Record extracts:
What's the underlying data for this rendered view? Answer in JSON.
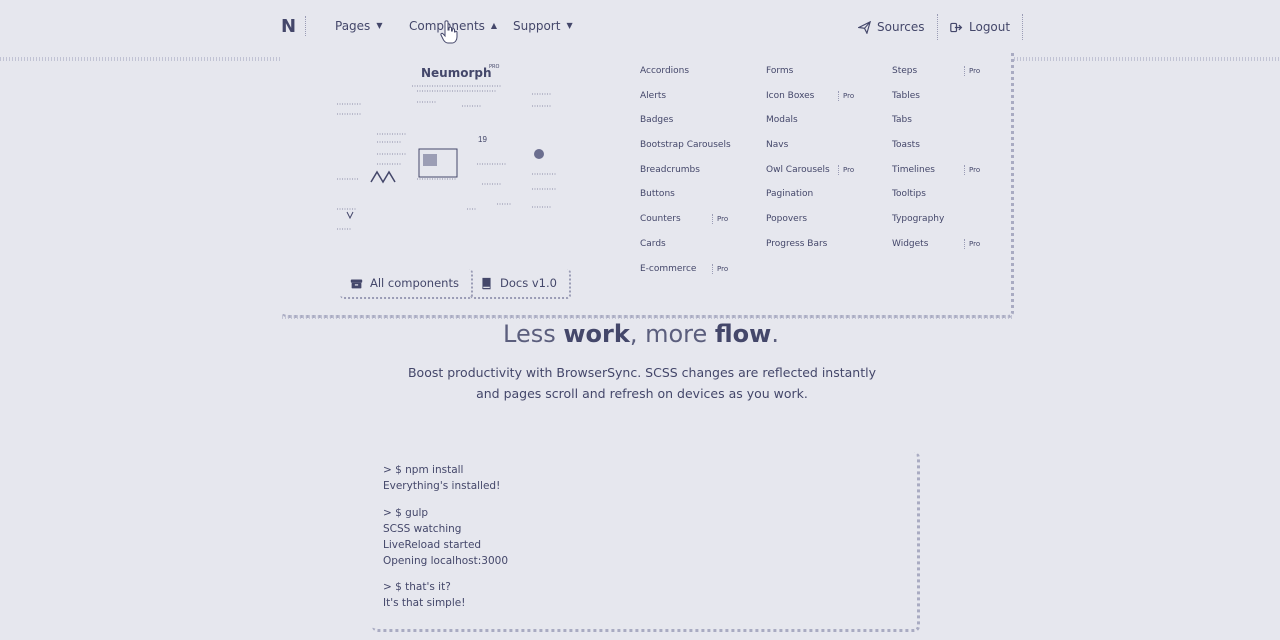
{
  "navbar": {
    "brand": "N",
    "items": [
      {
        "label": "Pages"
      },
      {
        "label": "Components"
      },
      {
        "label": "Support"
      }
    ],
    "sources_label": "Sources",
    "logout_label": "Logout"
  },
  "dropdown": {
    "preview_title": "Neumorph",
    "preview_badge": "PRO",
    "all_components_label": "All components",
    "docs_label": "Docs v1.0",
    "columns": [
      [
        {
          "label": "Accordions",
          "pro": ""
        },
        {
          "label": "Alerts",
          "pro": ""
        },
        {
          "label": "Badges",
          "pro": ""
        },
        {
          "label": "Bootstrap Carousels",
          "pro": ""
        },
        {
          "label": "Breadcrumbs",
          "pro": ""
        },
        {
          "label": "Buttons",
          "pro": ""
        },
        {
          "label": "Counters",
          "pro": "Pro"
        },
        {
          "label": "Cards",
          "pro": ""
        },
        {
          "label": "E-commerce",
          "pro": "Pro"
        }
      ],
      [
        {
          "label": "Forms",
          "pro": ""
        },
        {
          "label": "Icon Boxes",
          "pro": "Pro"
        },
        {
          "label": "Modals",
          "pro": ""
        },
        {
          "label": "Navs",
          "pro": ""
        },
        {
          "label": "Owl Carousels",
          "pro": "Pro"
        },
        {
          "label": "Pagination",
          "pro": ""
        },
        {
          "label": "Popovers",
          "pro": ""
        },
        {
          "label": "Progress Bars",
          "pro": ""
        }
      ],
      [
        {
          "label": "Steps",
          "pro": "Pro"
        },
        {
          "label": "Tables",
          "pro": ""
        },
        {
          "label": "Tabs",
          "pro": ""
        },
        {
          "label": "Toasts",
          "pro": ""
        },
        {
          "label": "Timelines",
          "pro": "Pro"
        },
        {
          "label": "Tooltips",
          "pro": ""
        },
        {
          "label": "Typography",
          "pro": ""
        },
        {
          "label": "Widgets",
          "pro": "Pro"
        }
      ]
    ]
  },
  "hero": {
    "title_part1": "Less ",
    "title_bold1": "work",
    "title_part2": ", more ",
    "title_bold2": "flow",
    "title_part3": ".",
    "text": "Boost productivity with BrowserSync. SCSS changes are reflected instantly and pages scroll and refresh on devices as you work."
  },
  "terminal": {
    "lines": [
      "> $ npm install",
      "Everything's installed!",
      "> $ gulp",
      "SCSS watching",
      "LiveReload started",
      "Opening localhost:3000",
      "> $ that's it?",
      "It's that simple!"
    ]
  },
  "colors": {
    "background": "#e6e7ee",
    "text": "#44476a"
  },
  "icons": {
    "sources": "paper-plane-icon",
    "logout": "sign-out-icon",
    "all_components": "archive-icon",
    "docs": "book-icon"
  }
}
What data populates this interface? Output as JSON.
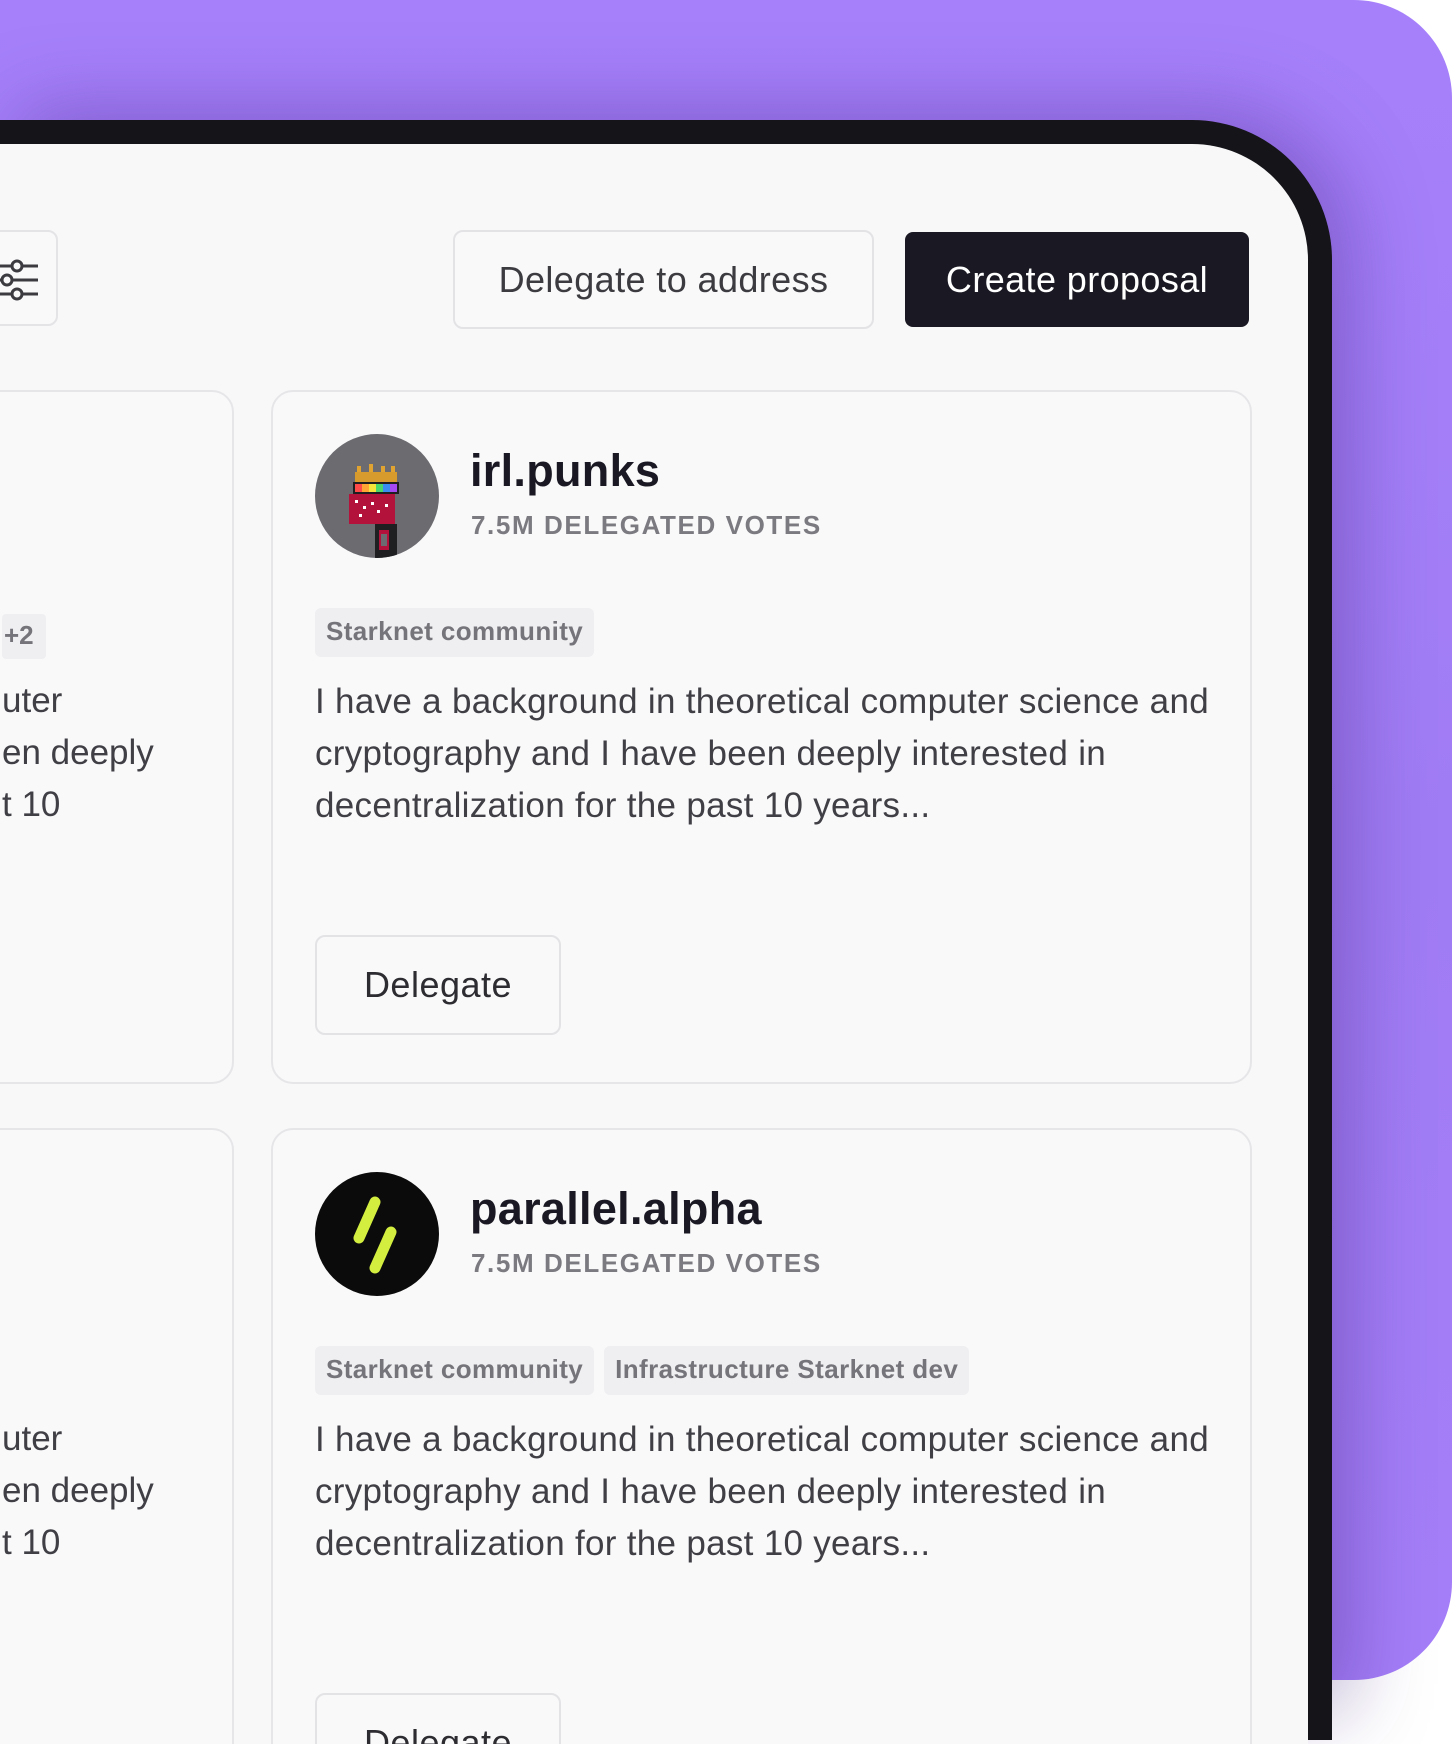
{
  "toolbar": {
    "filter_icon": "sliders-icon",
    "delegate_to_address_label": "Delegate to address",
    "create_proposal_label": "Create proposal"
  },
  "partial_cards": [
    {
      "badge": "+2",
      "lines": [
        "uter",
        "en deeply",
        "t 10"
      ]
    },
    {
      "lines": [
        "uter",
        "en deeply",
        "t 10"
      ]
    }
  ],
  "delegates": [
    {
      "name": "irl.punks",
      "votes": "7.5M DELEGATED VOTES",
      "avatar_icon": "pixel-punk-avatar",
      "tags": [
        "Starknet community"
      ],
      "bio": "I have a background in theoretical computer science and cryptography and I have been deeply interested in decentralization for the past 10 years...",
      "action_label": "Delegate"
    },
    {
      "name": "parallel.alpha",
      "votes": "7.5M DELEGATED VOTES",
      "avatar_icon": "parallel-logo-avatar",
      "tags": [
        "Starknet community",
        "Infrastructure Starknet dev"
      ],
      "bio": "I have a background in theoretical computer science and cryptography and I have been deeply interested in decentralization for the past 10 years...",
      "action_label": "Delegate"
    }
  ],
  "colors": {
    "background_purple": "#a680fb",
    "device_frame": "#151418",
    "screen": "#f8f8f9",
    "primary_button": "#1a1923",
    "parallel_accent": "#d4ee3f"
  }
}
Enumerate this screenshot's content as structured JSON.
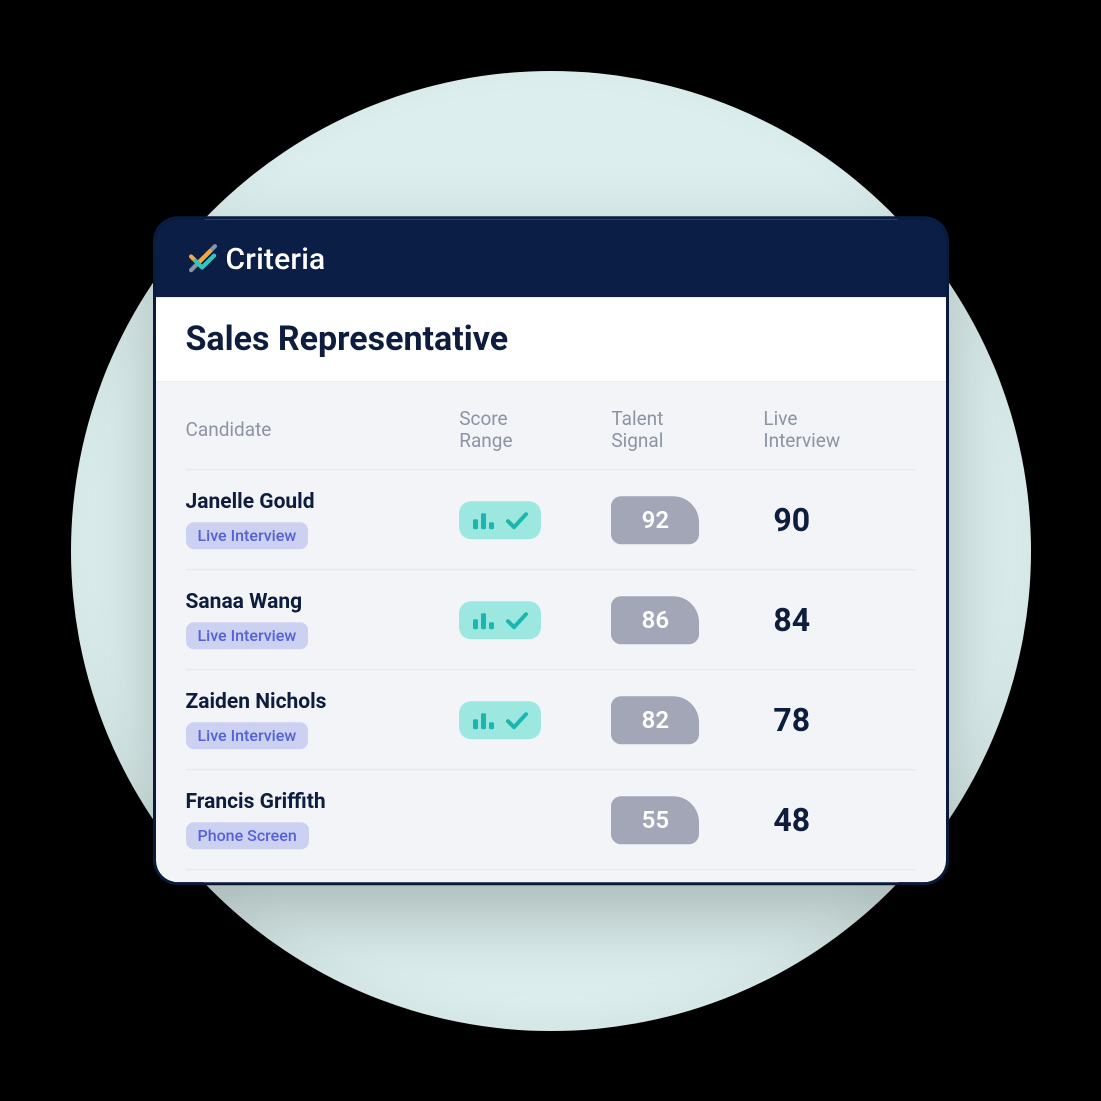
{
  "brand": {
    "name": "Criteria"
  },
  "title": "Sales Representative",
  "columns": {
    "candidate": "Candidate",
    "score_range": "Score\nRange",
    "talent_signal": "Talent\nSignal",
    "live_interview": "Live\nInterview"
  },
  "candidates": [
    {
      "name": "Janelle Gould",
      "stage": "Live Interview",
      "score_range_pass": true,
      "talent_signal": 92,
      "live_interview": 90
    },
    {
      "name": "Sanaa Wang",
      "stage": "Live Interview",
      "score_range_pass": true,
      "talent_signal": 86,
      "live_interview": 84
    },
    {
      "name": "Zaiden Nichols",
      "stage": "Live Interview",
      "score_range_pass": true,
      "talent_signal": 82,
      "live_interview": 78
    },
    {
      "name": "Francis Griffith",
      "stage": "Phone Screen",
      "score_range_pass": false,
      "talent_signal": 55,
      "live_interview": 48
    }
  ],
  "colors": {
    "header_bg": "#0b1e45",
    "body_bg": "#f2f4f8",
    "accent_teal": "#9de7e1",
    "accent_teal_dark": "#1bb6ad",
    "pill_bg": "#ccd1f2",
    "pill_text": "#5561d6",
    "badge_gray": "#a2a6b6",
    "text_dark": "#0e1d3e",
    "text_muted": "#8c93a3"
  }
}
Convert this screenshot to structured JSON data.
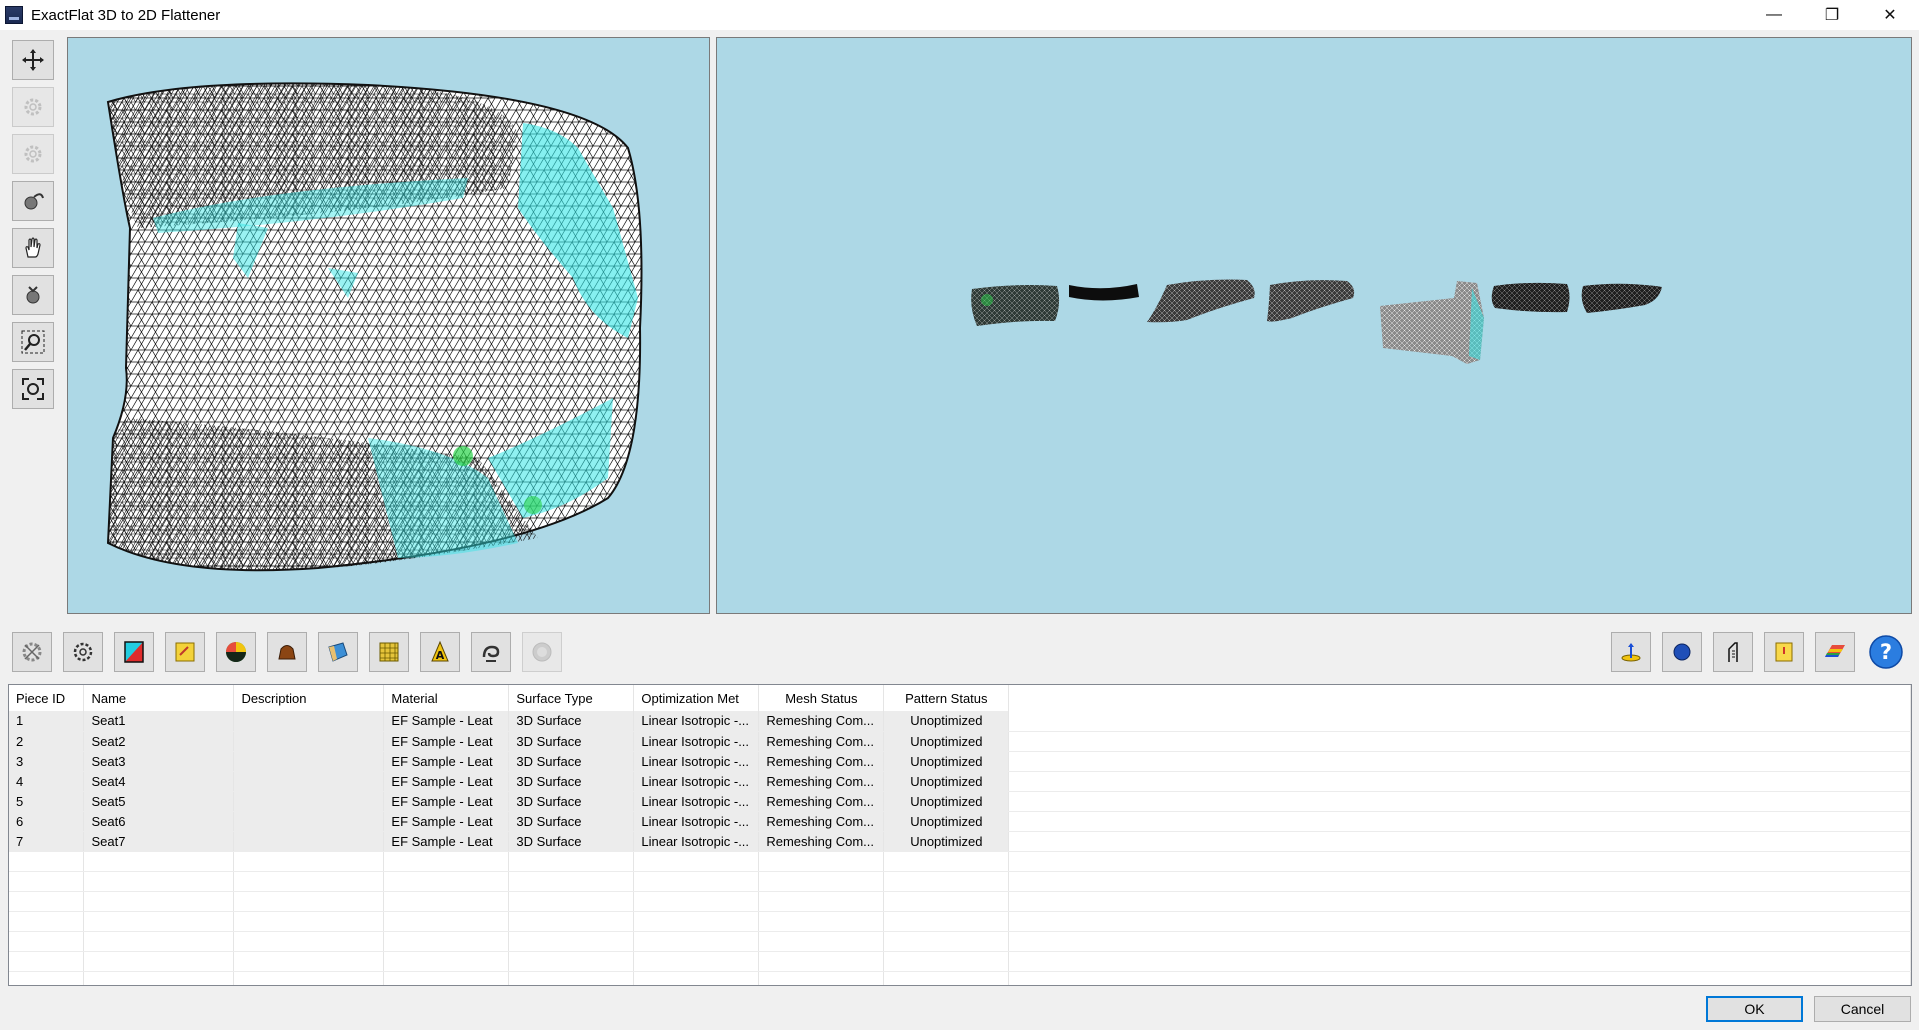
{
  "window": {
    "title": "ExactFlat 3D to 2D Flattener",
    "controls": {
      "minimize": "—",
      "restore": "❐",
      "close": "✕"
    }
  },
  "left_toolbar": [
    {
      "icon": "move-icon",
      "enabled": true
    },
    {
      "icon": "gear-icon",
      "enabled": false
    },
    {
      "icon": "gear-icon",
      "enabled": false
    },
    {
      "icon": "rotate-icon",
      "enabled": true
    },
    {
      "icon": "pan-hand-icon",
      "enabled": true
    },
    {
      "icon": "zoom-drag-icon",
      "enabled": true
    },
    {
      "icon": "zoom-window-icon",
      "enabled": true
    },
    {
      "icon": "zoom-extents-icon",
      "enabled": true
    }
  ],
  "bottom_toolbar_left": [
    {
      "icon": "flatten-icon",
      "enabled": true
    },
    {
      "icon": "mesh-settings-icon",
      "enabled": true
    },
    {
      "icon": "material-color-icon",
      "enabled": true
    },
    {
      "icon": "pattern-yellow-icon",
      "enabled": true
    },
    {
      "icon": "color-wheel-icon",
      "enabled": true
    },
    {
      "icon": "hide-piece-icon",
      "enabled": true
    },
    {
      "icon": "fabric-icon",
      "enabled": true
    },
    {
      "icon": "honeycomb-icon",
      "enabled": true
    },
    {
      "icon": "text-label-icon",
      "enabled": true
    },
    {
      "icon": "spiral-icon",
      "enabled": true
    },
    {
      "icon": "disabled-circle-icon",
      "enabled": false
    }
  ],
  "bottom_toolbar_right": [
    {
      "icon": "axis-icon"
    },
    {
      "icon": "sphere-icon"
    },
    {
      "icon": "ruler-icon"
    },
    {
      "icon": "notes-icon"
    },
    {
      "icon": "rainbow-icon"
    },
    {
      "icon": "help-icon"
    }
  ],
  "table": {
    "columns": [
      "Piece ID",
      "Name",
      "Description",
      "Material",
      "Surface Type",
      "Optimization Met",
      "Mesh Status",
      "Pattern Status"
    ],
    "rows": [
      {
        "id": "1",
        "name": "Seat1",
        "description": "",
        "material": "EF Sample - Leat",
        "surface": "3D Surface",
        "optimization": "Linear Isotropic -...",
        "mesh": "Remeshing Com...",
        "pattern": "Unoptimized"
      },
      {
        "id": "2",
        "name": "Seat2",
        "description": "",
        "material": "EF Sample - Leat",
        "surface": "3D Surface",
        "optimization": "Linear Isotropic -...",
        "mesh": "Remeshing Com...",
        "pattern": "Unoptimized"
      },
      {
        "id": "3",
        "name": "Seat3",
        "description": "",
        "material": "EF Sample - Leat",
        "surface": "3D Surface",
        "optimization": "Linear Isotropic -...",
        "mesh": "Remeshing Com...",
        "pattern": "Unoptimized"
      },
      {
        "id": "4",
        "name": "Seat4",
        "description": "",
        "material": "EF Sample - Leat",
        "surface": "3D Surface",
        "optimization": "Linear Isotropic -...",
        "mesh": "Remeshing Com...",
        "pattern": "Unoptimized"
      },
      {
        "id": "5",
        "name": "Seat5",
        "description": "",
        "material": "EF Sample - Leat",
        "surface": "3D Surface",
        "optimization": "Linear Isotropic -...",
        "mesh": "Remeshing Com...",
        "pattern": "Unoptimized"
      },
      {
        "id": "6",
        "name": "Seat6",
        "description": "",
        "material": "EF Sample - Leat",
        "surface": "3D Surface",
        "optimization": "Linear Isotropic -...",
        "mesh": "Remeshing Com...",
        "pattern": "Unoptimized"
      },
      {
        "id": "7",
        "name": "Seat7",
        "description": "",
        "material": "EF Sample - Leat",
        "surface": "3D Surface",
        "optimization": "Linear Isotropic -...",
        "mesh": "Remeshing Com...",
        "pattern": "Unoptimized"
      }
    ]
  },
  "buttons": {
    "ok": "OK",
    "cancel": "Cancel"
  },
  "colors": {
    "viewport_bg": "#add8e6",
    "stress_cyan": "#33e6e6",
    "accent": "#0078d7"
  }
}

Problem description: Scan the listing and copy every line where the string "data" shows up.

Task solution:
What's the underlying data for this rendered view? Answer in JSON.
What data populates this interface? Output as JSON.
Convert this screenshot to structured JSON data.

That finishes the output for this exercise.